Action on Poverty (AOP) starts ‘no more dodging’ campaign
Action on Poverty (AOP), the anti-poverty umbrella group campaigning for modernisation and reform of the Social Security system, kicks off its community-based campaign tomorrow, Tuesday 8th October from 9.30am outside the ICC, where campaigners ‘will be distributing leaflets in both English and Spanish setting out the case for reform of what we consider to be an outdated, unacceptably secretive and inadequate Social Security system. Politicians cannot be allowed to dodge these issues anymore,’ Spokesman Felix Alvarez said.
‘‘It’s election time, and the political Parties would like us to believe their Manifesto promises in order to get our vote. We’re glad to see that AOP’s on-going campaign has succeeded in ensuring that all the Party Manifestoes, though in varying degrees, have had to address the reality of economically vulnerable people in our society and the need for a Social Security system overhaul.
But not all Manifestoes and promises are created equal in this regard, with some Parties, no matter how ‘progressive’, still trying to get away with putting off, side-lining or downright dodging the issues before the electorate. This is far from a respectful democratic response to Civil Society and we’re hoping their public and electoral posture will be corrected.
‘We’re urging people to pay close attention to who is actually stepping up to the plate on these issues, and then vote accordingly. Because it’s not only their lives, but those of their children and grandchildren that are also affected,’ Alvarez stated. ‘Vague words count for nothing if you are a low income pensioner, long- or short-term unemployed, young and dependent on family support, disabled, a one parent family, a carer or an otherwise income marginalised individual. Because, unlike words, their reality cannot and will not go away for political convenience. And it’s precisely in election Manifestoes that voters rightly expect to find clarity and commitment.

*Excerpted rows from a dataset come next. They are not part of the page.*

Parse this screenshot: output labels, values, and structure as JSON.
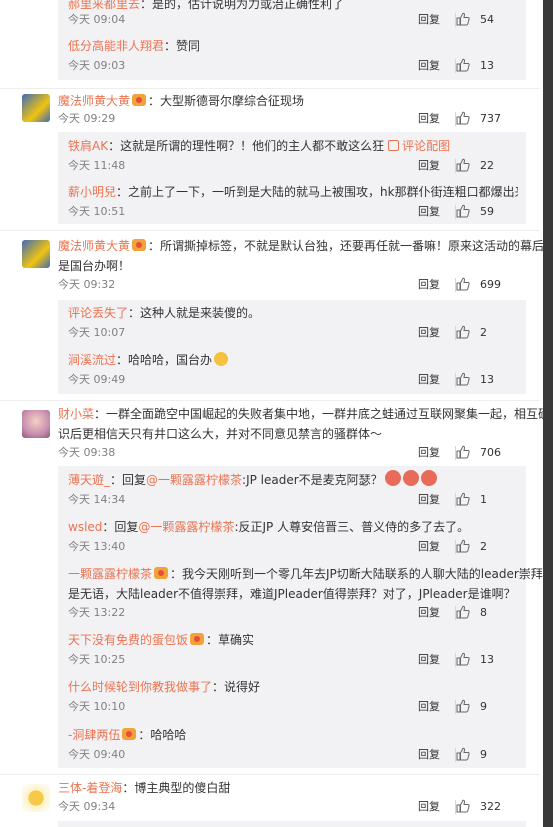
{
  "labels": {
    "reply": "回复"
  },
  "colors": {
    "username": "#eb7350",
    "sub_bg": "#f2f2f5",
    "meta": "#808080",
    "scrollbar": "#3a3a3a"
  },
  "icons": {
    "like": "thumbs-up-icon",
    "vip": "vip-badge-icon",
    "image": "image-icon"
  },
  "comments": [
    {
      "user": "郝里来都里去",
      "text": "：是的，估计说明为力或治正确性利了",
      "time": "今天 09:04",
      "likes": "54"
    },
    {
      "user": "低分高能非人翔君",
      "text": "：赞同",
      "time": "今天 09:03",
      "likes": "13"
    },
    {
      "user": "魔法师黄大黄",
      "text": "：大型斯德哥尔摩综合征现场",
      "time": "今天 09:29",
      "likes": "737"
    },
    {
      "user": "铁肩AK",
      "text": "：这就是所谓的理性啊？！他们的主人都不敢这么狂",
      "link": "评论配图",
      "time": "今天 11:48",
      "likes": "22"
    },
    {
      "user": "薪小明兒",
      "text": "：之前上了一下，一听到是大陆的就马上被围攻，hk那群仆街连粗口都爆出来了",
      "time": "今天 10:51",
      "likes": "59"
    },
    {
      "user": "魔法师黄大黄",
      "text1": "：所谓撕掉标签，不就是默认台独，还要再任就一番嘛！原来这活动的幕后主持",
      "text2": "是国台办啊！",
      "time": "今天 09:32",
      "likes": "699"
    },
    {
      "user": "评论丢失了",
      "text": "：这种人就是来装傻的。",
      "time": "今天 10:07",
      "likes": "2"
    },
    {
      "user": "涧溪流过",
      "text": "：哈哈哈，国台办",
      "time": "今天 09:49",
      "likes": "13"
    },
    {
      "user": "财小菜",
      "text1": "：一群全面跪空中国崛起的失败者集中地，一群井底之蛙通过互联网聚集一起，相互确认共",
      "text2": "识后更相信天只有井口这么大，并对不同意见禁言的骚群体～",
      "time": "今天 09:38",
      "likes": "706"
    },
    {
      "user": "薄天遊_",
      "text": "：回复",
      "mention": "@一颗露露柠檬茶",
      "text_after": ":JP leader不是麦克阿瑟？",
      "time": "今天 14:34",
      "likes": "1"
    },
    {
      "user": "wsled",
      "text": "：回复",
      "mention": "@一颗露露柠檬茶",
      "text_after": ":反正JP 人尊安倍晋三、普义侍的多了去了。",
      "time": "今天 13:40",
      "likes": "2"
    },
    {
      "user": "一颗露露柠檬茶",
      "text1": "：我今天刚听到一个零几年去JP切断大陆联系的人聊大陆的leader崇拜，真",
      "text2": "是无语，大陆leader不值得崇拜，难道JPleader值得崇拜？对了，JPleader是谁啊？",
      "time": "今天 13:22",
      "likes": "8"
    },
    {
      "user": "天下没有免费的蛋包饭",
      "text": "：草确实",
      "time": "今天 10:25",
      "likes": "13"
    },
    {
      "user": "什么时候轮到你教我做事了",
      "text": "：说得好",
      "time": "今天 10:10",
      "likes": "9"
    },
    {
      "user": "-洞肆两伍",
      "text": "：哈哈哈",
      "time": "今天 09:40",
      "likes": "9"
    },
    {
      "user": "三体-着登海",
      "text": "：博主典型的傻白甜",
      "time": "今天 09:34",
      "likes": "322"
    }
  ]
}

‘AOP notes the forthrightness with which the GSD Manifesto has tackled these issues, however. It stands out for having addressed them up front, without manoeuvres to avoid naming the problem in an attempt to bury it deep in other sections of their election Manifesto. And they have pointed out at least some of the solutions. As such, the GSD dedicates a whole section unambiguously headed ‘Social Security and Benefits Reform’ to identifying the problems, and in so doing adopts two core AOP Campaign demands; these being establishing a benchmark ‘Poverty Line’ below which no citizen must fall in order to guarantee a dignified living for all, whether in or out of work; and the systematic periodic review of same. The GSD’s approach is in stark contrast to the manner in which the question of poverty and the social security system’s reform has been diverted, obfuscated, softened or minimised elsewhere.
‘All that said,’ Mr. Alvarez added, ‘all the Parties bar none, and with a marked difference to other aspects of the policies they present in writing, fail to quantify or enumerate clear commitments beyond the very general. And in so doing they all fail to live up to their duty to serve all sectors of this community.
‘With our bilingual launch leaflets, distributed not only on Main Street but also throughout households in Gibraltar as well as widely via social media, we are therefore urging all voters to read all the Parties’ political propaganda at these elections, and think deeply before they vote. Because they, their children and their grandchildren and friends are affected by the social injustices around low income in a Gibraltar which is getting wealthier for the wealthy but more vulnerable for too many others,’ the statement closed.